The 2022 multifamily loan purchase caps for Fannie Mae and Freddie Mac will be $78 billion each, for a combined $156 billion to support the multifamily market, according to the Federal Housing Finance Agency (FHFA).

The caps have increased from $70 billion each for the government-sponsored enterprises (GSEs) in 2021, based on FHFA’s projections of the overall growth of the multifamily originations market.

At least 50% of the GSEs’ multifamily loans are required to be used for mission-driven, affordable housing. FHFA will require that at least 25% of the multifamily business must be affordable to residents at or below 60% of the area median income (AMI). This is up from 20% in 2021.

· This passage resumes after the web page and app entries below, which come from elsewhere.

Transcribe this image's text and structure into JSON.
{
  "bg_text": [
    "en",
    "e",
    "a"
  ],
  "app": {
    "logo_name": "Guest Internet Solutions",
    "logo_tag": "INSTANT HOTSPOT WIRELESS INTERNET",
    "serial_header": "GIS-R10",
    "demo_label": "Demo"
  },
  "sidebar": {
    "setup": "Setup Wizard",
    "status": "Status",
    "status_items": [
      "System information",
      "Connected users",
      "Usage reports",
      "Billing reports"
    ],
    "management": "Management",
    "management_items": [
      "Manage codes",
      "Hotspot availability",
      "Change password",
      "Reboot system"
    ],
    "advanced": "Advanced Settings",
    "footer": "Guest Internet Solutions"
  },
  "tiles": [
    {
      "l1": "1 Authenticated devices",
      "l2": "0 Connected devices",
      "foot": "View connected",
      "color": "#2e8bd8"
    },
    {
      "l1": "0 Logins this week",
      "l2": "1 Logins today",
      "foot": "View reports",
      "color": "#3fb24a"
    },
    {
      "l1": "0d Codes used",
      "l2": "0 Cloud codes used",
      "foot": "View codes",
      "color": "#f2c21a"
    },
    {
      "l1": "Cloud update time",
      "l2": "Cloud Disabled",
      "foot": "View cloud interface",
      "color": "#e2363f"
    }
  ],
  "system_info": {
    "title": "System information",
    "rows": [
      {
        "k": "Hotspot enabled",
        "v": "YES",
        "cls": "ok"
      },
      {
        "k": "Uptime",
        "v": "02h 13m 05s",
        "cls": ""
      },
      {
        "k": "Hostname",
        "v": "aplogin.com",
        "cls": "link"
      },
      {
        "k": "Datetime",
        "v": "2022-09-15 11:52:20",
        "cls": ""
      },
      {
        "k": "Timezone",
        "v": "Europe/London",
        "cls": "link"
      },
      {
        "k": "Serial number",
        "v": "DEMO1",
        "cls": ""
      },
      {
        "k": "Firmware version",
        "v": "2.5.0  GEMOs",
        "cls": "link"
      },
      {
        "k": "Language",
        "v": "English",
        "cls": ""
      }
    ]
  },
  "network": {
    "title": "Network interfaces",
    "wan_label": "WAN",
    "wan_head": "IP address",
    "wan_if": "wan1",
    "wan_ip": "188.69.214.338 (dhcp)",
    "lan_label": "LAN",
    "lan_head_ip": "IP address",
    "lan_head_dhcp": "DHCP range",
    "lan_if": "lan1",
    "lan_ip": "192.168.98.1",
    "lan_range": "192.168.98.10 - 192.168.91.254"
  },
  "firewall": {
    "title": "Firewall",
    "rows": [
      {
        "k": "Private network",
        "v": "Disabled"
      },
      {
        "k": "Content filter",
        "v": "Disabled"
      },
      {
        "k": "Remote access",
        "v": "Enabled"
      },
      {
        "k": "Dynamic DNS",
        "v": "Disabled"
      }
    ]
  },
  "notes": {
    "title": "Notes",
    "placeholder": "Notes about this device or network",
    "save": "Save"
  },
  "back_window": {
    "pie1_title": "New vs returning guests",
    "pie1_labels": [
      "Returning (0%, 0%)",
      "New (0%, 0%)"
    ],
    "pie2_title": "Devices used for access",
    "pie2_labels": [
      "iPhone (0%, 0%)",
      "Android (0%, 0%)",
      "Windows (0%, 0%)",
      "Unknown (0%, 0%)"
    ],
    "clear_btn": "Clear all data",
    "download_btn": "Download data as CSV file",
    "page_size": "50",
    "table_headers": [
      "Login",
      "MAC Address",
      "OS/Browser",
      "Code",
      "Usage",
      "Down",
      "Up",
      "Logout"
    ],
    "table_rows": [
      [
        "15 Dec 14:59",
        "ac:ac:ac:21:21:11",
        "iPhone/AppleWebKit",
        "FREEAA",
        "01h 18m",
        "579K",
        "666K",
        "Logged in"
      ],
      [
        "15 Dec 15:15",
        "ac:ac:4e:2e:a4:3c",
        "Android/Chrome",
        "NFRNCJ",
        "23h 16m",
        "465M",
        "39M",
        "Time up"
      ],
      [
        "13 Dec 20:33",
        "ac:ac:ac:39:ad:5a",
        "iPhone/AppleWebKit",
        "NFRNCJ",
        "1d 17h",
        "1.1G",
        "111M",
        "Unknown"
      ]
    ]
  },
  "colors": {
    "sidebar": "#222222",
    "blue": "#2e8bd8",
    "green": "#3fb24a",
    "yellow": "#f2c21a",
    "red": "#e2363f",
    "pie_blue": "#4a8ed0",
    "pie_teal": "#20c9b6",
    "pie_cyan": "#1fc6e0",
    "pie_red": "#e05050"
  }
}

“The increases of the multifamily loan purchase caps and higher mission-driven business requirements assure that the enterprises’ multifamily businesses have a strong and growing commitment to affordable housing finance, particularly for residents and communities that are the most difficult to serve,” said FHFA acting director Sandra L. Thompson.

According to FHFA, it has changed certain requirements for multifamily mission-driven affordable housing in Appendix A of the Conservatorship Scorecard. For 2022, it will allow loans on affordable units in cost-burdened renter markets to be mission-driven. In these high-cost markets, FHFA uses a data-driven approach to designate markets in which loans on units will be affordable to cost-burdened renters with incomes up to 100% of the AMI or 120% of the AMI, depending on the market. It also will allow the mission-driven classification for loans that finance energy- or water-efficiency improvements with units affordable at or less than 60% of the AMI to be classified as mission-driven. These loans are provided through Fannie Mae’s Green Rewards and Freddie Mac’s Green Up/Green Up Plus programs.

“FHFA's increase to Fannie Mae’s 2022 multifamily loan purchase cap will continue to strengthen our ability to provide liquidity and stability in the multifamily mortgage market and recognizes our more than 30-year history as a reliable source of multifamily mortgage capital,” said Michele Evans, executive vice president and head of multifamily at Fannie Mae. “In addition, FHFA’s focus on mission-driven, affordable multifamily housing echoes Fannie Mae’s commitment to preserving and expanding the affordable housing supply, as well as financing quality green and sustainable rental units, across the United States.”

According to Debby Jenkins, executive vice president and head of multifamily at Freddie Mac, “FHFA’s enhancements to our mission focus and 2022 volume cap increase will allow Freddie Mac to better support the multifamily market in the year to come. These changes allow us to provide more liquidity to the growing market and delve deeper into our mission to address the nationwide housing affordability crisis.”

FHFA will continue to monitor the impact of COVID-19 on the multifamily mortgage market and will update the caps and mission-driven requirements if adjustments are warranted. To prevent market disruption, if FHFA determines the actual size of the 2022 market is smaller than initially projected, it will not reduce the caps.

To expand the supply of affordable housing, FHFA also announced in September that Fannie Mae and Freddie Mac can each invest up to $850 million annually in low-income housing tax credits (LIHTCs), an increase from the previous $500 million cap.

Within the $850 million annual funding cap, any investments above $425 million in a given year are required to be in areas that have been identified by FHFA as markets that have difficulty attracting investors. This marks an increase in the amount of investments under the cap that must be made in targeted transactions that either support housing in Duty to Serve-designated rural areas, preserve affordable housing, support mixed-income housing, provide supportive housing, or meet other affordable housing objectives.